The book's insufficient attention to such factors constrains our ability to draw lessons from Dr. Wang's case studies. This is too bad—such insights could be very relevant today, as China and the United States find each other in another acute rivalry. Taiwan remains a flashpoint, but the South China Sea, technology, and trade have joined the growing list of contentious issues. Competitive diplomacy and geopolitics have risen in importance yet again. But whether either China or the United States can isolate the other is far from clear. China is no longer a weak Third World power, but the second largest economy and a great military power. Many of the countries that sympathized with a poor Mao-led China in the 1950s, such as India and Vietnam, now fear Chinese power, and have instead sought warmer relationships with the United States. Diplomatic strategies matter, but so does context. Finding ways to fuse analysis of diplomatic strategies with other drivers could better illuminate both histories of the Cold War as well as our contemporary situation. Dr. Wang's book provides a valuable contribution, but more work remains to be done on these important topics.
Timothy Heath is a senior international defense researcher at the RAND Corporation.

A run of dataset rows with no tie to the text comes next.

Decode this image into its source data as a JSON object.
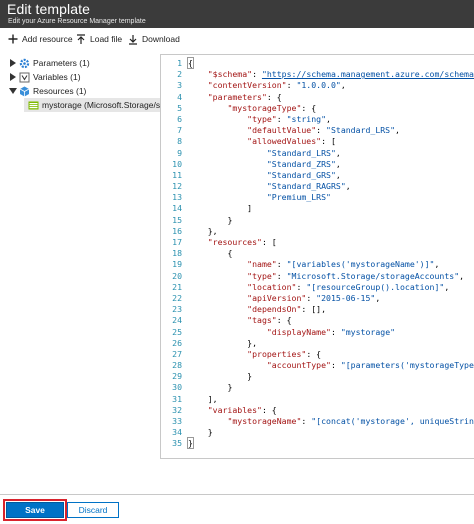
{
  "header": {
    "title": "Edit template",
    "subtitle": "Edit your Azure Resource Manager template"
  },
  "toolbar": {
    "add_resource": "Add resource",
    "load_file": "Load file",
    "download": "Download"
  },
  "tree": {
    "parameters": "Parameters (1)",
    "variables": "Variables (1)",
    "resources": "Resources (1)",
    "resource_item": "mystorage (Microsoft.Storage/stor..."
  },
  "editor": {
    "line_numbers": [
      "1",
      "2",
      "3",
      "4",
      "5",
      "6",
      "7",
      "8",
      "9",
      "10",
      "11",
      "12",
      "13",
      "14",
      "15",
      "16",
      "17",
      "18",
      "19",
      "20",
      "21",
      "22",
      "23",
      "24",
      "25",
      "26",
      "27",
      "28",
      "29",
      "30",
      "31",
      "32",
      "33",
      "34",
      "35"
    ]
  },
  "footer": {
    "save_label": "Save",
    "discard_label": "Discard"
  },
  "colors": {
    "header_bg": "#3b3b3b",
    "primary": "#0072c6",
    "highlight_outline": "#d9232d",
    "json_key": "#a31515",
    "json_string": "#0451a5",
    "line_number": "#2b91af"
  }
}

This commentary originally appeared on Pacific Affairs on April 22, 2022. Commentary gives RAND researchers a platform to convey insights based on their professional expertise and often on their peer-reviewed research and analysis.